During an event on Saturday that celebrated the gold-mining heritage of the New England town of Uralla, the regional and cultural historian John Ryan said the town still had an “integrity” that it had “retained from the goldfield”.
The event, at McCrossin’s Mill Museum in Uralla, was the launch of a newly-published book on nineteenth-century gold mining and its impact on the history, folklore and landscape of the region.
Golden Words and a Golden Landscape, by J. S. Ryan, Arnold Goode, Robert Haworth and Peter O’Donohue, is subtitled “Essays on Uralla gold mining history and a Glossary of the miners’ language in Australia from the 1850s to 1905: a volume in honour of Arnold Goode, local historian”. It is a joint publication of Arts New England, the University of New England’s School of Arts, and Uralla Shire Council.
At the heart of the book is a unique 100-page glossary, compiled by Dr Ryan, of words and phrases that have a special significance (technical and social) in the context of nineteenth-century gold mining, collected from the published writings of Rolf Boldrewood, author of Robbery Under Arms. The book also contains essays on historical, archaeological, and “bushranging” themes related to the gold-mining era in Uralla.
In his Foreword to the book, Alan Atkinson, Emeritus Professor of History at UNE, says: “It is a combination of linguistic, geographical and archaeological learning – sense of language plus sense of place – and as such is a model of its kind, and a highly valuable contribution to our knowledge of the history of Australia and of New England.”
UNE’s Professor Jennie Shaw, who officially launched Golden Words and a Golden Landscape on Saturday, reinforced this assessment of the book’s significance. She said that, in tracing the influences of the gold-mining era on the character of Uralla, it was “an important contribution to the social history of the town”. Professor Shaw is both Head of the School of Arts at UNE, and Director of Arts New England.

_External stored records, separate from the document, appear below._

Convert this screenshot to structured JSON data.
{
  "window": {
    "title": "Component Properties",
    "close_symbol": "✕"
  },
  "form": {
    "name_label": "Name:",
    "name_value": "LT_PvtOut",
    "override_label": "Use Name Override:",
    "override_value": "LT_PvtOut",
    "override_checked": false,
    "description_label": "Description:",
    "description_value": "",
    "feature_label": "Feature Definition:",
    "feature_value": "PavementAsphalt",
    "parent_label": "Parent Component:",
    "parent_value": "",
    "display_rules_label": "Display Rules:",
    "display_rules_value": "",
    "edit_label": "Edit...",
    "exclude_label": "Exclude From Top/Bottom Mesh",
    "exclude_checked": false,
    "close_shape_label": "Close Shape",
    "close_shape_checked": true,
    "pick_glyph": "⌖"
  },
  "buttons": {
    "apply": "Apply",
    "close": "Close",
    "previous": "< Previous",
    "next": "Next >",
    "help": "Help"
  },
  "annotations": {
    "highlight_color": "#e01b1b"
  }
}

Both Dr Ryan and the Uralla Shire Mayor, Councillor Ron Filmer, paid tribute to Arnold Goode, President of the Uralla Historical Society, for his tireless and meticulous work in preserving historical, industrial and social records of the Uralla region, and facilitating a wide range of research on the region’s economic, social, and natural history. Mr Goode responded by thanking the contributors to the book, which he said he would “cherish”.
Councillor Filmer provided a Preface for Golden Words and a Golden Landscape, in which he speaks on behalf of “the myriad supporters . . . who all hold such an enormous debt of gratitude to Arnold Goode for his on-site interpretations of the past, thereby keeping alive the deeper understanding of our distinctive and dynamic identity that has come down from colonial times”.
Dr Ryan spoke about Mr Goode’s family connections both to the working of the Rocky River goldfield and to the founding of the University of New England. (Those family connections include the University’s principal founder, D.H. Drummond.) He emphasised the vital role of Uralla – particularly in its active enthusiasm for adult education – in creating a social climate conducive to the founding of the University.
After talking about the social “freedom” (including “the need to recognise societal inequities”) that developed on the goldfields, Dr Ryan concluded that “gold revenues and societal wealth made possible the four passionately democratic university foundations – in Sydney, Melbourne, Dunedin, and Armidale”.
Clicking on the image of alluvial gold miners’ equipment from Rocky River displayed here reveals a photograph used as the frontispiece of Golden Words and a Golden Landscape. The photograph is captioned: “Arnold Goode examining a tipping frame near the entrance to the long tunnel at Rocky River.”